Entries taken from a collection
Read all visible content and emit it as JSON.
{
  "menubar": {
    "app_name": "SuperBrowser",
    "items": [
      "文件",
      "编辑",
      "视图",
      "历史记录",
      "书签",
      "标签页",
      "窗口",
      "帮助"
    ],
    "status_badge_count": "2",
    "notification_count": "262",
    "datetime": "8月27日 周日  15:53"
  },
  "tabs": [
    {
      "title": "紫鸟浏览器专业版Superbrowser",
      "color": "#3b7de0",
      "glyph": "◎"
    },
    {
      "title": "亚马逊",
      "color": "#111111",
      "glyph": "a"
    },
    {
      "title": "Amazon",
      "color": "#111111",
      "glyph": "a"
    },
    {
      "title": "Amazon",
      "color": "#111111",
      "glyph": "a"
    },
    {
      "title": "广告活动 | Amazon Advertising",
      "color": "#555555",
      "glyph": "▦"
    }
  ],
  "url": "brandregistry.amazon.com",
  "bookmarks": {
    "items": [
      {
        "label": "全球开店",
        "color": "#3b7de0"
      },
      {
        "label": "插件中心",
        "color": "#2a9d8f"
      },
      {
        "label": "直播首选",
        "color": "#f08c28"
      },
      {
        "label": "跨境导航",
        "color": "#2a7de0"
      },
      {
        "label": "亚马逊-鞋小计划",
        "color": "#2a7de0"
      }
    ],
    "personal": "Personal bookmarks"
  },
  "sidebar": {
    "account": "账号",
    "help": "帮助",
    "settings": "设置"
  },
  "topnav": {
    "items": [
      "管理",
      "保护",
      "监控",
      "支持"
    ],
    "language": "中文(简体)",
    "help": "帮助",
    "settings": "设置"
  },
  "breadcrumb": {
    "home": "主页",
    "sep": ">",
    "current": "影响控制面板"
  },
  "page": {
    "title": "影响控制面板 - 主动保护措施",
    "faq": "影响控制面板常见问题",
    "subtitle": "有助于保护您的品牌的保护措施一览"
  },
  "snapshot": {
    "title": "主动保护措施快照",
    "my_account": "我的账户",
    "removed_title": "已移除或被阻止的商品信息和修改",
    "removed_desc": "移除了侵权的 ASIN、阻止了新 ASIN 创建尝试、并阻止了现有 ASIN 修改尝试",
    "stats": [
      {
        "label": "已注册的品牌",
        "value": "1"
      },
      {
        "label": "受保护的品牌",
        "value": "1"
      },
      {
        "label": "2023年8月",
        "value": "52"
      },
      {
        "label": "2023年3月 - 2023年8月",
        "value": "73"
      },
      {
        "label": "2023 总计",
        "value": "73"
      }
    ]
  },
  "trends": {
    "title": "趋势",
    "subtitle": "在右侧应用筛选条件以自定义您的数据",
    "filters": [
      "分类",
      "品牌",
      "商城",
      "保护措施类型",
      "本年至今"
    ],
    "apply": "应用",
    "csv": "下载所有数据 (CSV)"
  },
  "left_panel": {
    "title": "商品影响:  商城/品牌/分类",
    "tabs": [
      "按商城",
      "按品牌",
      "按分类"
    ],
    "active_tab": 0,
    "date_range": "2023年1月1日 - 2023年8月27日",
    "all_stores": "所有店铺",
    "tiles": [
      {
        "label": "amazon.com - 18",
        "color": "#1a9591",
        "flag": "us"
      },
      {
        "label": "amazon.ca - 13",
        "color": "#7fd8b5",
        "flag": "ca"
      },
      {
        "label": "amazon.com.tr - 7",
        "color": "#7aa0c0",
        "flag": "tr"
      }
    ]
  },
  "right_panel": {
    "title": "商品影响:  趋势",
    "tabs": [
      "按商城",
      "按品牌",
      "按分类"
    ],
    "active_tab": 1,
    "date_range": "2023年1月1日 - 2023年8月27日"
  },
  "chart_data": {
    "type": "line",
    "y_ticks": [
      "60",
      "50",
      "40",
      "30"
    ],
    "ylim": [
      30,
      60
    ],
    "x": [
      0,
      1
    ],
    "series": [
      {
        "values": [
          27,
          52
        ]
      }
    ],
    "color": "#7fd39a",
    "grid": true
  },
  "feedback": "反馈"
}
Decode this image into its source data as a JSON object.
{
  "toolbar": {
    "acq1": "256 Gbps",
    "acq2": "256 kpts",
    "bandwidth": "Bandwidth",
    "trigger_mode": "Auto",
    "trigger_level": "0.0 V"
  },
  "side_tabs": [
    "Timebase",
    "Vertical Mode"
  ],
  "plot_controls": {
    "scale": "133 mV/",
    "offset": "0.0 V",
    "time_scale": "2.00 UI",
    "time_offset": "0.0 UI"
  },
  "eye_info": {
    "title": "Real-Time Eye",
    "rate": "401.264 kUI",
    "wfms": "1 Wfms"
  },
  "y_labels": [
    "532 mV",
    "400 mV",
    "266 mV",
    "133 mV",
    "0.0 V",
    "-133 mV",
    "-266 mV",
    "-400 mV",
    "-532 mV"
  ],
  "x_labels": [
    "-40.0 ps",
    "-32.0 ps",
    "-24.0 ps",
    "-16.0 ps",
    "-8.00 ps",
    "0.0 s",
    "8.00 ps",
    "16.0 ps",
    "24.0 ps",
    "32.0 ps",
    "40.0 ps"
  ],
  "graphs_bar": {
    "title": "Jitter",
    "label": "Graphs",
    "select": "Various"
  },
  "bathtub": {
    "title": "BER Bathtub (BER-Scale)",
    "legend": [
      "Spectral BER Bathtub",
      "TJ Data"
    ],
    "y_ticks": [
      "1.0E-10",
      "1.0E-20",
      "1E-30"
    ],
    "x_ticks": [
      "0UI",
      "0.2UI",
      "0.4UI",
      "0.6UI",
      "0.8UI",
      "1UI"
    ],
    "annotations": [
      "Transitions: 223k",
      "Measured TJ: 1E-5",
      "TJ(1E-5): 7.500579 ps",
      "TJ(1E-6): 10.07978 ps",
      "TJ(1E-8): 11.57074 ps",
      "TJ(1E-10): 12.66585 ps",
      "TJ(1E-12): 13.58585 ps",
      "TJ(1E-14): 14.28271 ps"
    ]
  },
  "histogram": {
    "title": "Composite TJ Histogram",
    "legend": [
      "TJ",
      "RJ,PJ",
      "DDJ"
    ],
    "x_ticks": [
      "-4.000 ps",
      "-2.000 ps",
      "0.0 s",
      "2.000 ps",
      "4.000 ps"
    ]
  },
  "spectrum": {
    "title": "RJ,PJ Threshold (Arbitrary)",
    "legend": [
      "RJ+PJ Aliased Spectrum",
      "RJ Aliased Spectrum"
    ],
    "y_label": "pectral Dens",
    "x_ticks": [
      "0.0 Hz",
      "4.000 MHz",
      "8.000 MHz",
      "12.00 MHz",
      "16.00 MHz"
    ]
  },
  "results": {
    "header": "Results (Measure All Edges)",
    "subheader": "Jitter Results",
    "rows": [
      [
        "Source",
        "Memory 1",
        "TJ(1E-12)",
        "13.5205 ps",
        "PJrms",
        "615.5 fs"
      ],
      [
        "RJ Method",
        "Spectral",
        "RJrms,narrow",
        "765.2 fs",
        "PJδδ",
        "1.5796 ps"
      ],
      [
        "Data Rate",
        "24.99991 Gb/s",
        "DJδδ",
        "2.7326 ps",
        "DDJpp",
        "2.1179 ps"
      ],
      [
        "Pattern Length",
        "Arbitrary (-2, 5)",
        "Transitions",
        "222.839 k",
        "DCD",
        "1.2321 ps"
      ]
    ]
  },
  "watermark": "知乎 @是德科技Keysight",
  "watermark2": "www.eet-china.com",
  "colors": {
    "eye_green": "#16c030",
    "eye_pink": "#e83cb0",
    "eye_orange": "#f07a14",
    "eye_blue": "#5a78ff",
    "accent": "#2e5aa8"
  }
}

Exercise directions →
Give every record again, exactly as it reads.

Solution to this task →
Read all visible content and emit it as JSON.
{
  "menubar": {
    "app_name": "SuperBrowser",
    "items": [
      "文件",
      "编辑",
      "视图",
      "历史记录",
      "书签",
      "标签页",
      "窗口",
      "帮助"
    ],
    "status_badge_count": "2",
    "notification_count": "262",
    "datetime": "8月27日 周日  15:53"
  },
  "tabs": [
    {
      "title": "紫鸟浏览器专业版Superbrowser",
      "color": "#3b7de0",
      "glyph": "◎"
    },
    {
      "title": "亚马逊",
      "color": "#111111",
      "glyph": "a"
    },
    {
      "title": "Amazon",
      "color": "#111111",
      "glyph": "a"
    },
    {
      "title": "Amazon",
      "color": "#111111",
      "glyph": "a"
    },
    {
      "title": "广告活动 | Amazon Advertising",
      "color": "#555555",
      "glyph": "▦"
    }
  ],
  "url": "brandregistry.amazon.com",
  "bookmarks": {
    "items": [
      {
        "label": "全球开店",
        "color": "#3b7de0"
      },
      {
        "label": "插件中心",
        "color": "#2a9d8f"
      },
      {
        "label": "直播首选",
        "color": "#f08c28"
      },
      {
        "label": "跨境导航",
        "color": "#2a7de0"
      },
      {
        "label": "亚马逊-鞋小计划",
        "color": "#2a7de0"
      }
    ],
    "personal": "Personal bookmarks"
  },
  "sidebar": {
    "account": "账号",
    "help": "帮助",
    "settings": "设置"
  },
  "topnav": {
    "items": [
      "管理",
      "保护",
      "监控",
      "支持"
    ],
    "language": "中文(简体)",
    "help": "帮助",
    "settings": "设置"
  },
  "breadcrumb": {
    "home": "主页",
    "sep": ">",
    "current": "影响控制面板"
  },
  "page": {
    "title": "影响控制面板 - 主动保护措施",
    "faq": "影响控制面板常见问题",
    "subtitle": "有助于保护您的品牌的保护措施一览"
  },
  "snapshot": {
    "title": "主动保护措施快照",
    "my_account": "我的账户",
    "removed_title": "已移除或被阻止的商品信息和修改",
    "removed_desc": "移除了侵权的 ASIN、阻止了新 ASIN 创建尝试、并阻止了现有 ASIN 修改尝试",
    "stats": [
      {
        "label": "已注册的品牌",
        "value": "1"
      },
      {
        "label": "受保护的品牌",
        "value": "1"
      },
      {
        "label": "2023年8月",
        "value": "52"
      },
      {
        "label": "2023年3月 - 2023年8月",
        "value": "73"
      },
      {
        "label": "2023 总计",
        "value": "73"
      }
    ]
  },
  "trends": {
    "title": "趋势",
    "subtitle": "在右侧应用筛选条件以自定义您的数据",
    "filters": [
      "分类",
      "品牌",
      "商城",
      "保护措施类型",
      "本年至今"
    ],
    "apply": "应用",
    "csv": "下载所有数据 (CSV)"
  },
  "left_panel": {
    "title": "商品影响:  商城/品牌/分类",
    "tabs": [
      "按商城",
      "按品牌",
      "按分类"
    ],
    "active_tab": 0,
    "date_range": "2023年1月1日 - 2023年8月27日",
    "all_stores": "所有店铺",
    "tiles": [
      {
        "label": "amazon.com - 18",
        "color": "#1a9591",
        "flag": "us"
      },
      {
        "label": "amazon.ca - 13",
        "color": "#7fd8b5",
        "flag": "ca"
      },
      {
        "label": "amazon.com.tr - 7",
        "color": "#7aa0c0",
        "flag": "tr"
      }
    ]
  },
  "right_panel": {
    "title": "商品影响:  趋势",
    "tabs": [
      "按商城",
      "按品牌",
      "按分类"
    ],
    "active_tab": 1,
    "date_range": "2023年1月1日 - 2023年8月27日"
  },
  "chart_data": {
    "type": "line",
    "y_ticks": [
      "60",
      "50",
      "40",
      "30"
    ],
    "ylim": [
      30,
      60
    ],
    "x": [
      0,
      1
    ],
    "series": [
      {
        "values": [
          27,
          52
        ]
      }
    ],
    "color": "#7fd39a",
    "grid": true
  },
  "feedback": "反馈"
}
Decode this image into its source data as a JSON object.
{
  "toolbar": {
    "acq1": "256 Gbps",
    "acq2": "256 kpts",
    "bandwidth": "Bandwidth",
    "trigger_mode": "Auto",
    "trigger_level": "0.0 V"
  },
  "side_tabs": [
    "Timebase",
    "Vertical Mode"
  ],
  "plot_controls": {
    "scale": "133 mV/",
    "offset": "0.0 V",
    "time_scale": "2.00 UI",
    "time_offset": "0.0 UI"
  },
  "eye_info": {
    "title": "Real-Time Eye",
    "rate": "401.264 kUI",
    "wfms": "1 Wfms"
  },
  "y_labels": [
    "532 mV",
    "400 mV",
    "266 mV",
    "133 mV",
    "0.0 V",
    "-133 mV",
    "-266 mV",
    "-400 mV",
    "-532 mV"
  ],
  "x_labels": [
    "-40.0 ps",
    "-32.0 ps",
    "-24.0 ps",
    "-16.0 ps",
    "-8.00 ps",
    "0.0 s",
    "8.00 ps",
    "16.0 ps",
    "24.0 ps",
    "32.0 ps",
    "40.0 ps"
  ],
  "graphs_bar": {
    "title": "Jitter",
    "label": "Graphs",
    "select": "Various"
  },
  "bathtub": {
    "title": "BER Bathtub (BER-Scale)",
    "legend": [
      "Spectral BER Bathtub",
      "TJ Data"
    ],
    "y_ticks": [
      "1.0E-10",
      "1.0E-20",
      "1E-30"
    ],
    "x_ticks": [
      "0UI",
      "0.2UI",
      "0.4UI",
      "0.6UI",
      "0.8UI",
      "1UI"
    ],
    "annotations": [
      "Transitions: 223k",
      "Measured TJ: 1E-5",
      "TJ(1E-5): 7.500579 ps",
      "TJ(1E-6): 10.07978 ps",
      "TJ(1E-8): 11.57074 ps",
      "TJ(1E-10): 12.66585 ps",
      "TJ(1E-12): 13.58585 ps",
      "TJ(1E-14): 14.28271 ps"
    ]
  },
  "histogram": {
    "title": "Composite TJ Histogram",
    "legend": [
      "TJ",
      "RJ,PJ",
      "DDJ"
    ],
    "x_ticks": [
      "-4.000 ps",
      "-2.000 ps",
      "0.0 s",
      "2.000 ps",
      "4.000 ps"
    ]
  },
  "spectrum": {
    "title": "RJ,PJ Threshold (Arbitrary)",
    "legend": [
      "RJ+PJ Aliased Spectrum",
      "RJ Aliased Spectrum"
    ],
    "y_label": "pectral Dens",
    "x_ticks": [
      "0.0 Hz",
      "4.000 MHz",
      "8.000 MHz",
      "12.00 MHz",
      "16.00 MHz"
    ]
  },
  "results": {
    "header": "Results (Measure All Edges)",
    "subheader": "Jitter Results",
    "rows": [
      [
        "Source",
        "Memory 1",
        "TJ(1E-12)",
        "13.5205 ps",
        "PJrms",
        "615.5 fs"
      ],
      [
        "RJ Method",
        "Spectral",
        "RJrms,narrow",
        "765.2 fs",
        "PJδδ",
        "1.5796 ps"
      ],
      [
        "Data Rate",
        "24.99991 Gb/s",
        "DJδδ",
        "2.7326 ps",
        "DDJpp",
        "2.1179 ps"
      ],
      [
        "Pattern Length",
        "Arbitrary (-2, 5)",
        "Transitions",
        "222.839 k",
        "DCD",
        "1.2321 ps"
      ]
    ]
  },
  "watermark": "知乎 @是德科技Keysight",
  "watermark2": "www.eet-china.com",
  "colors": {
    "eye_green": "#16c030",
    "eye_pink": "#e83cb0",
    "eye_orange": "#f07a14",
    "eye_blue": "#5a78ff",
    "accent": "#2e5aa8"
  }
}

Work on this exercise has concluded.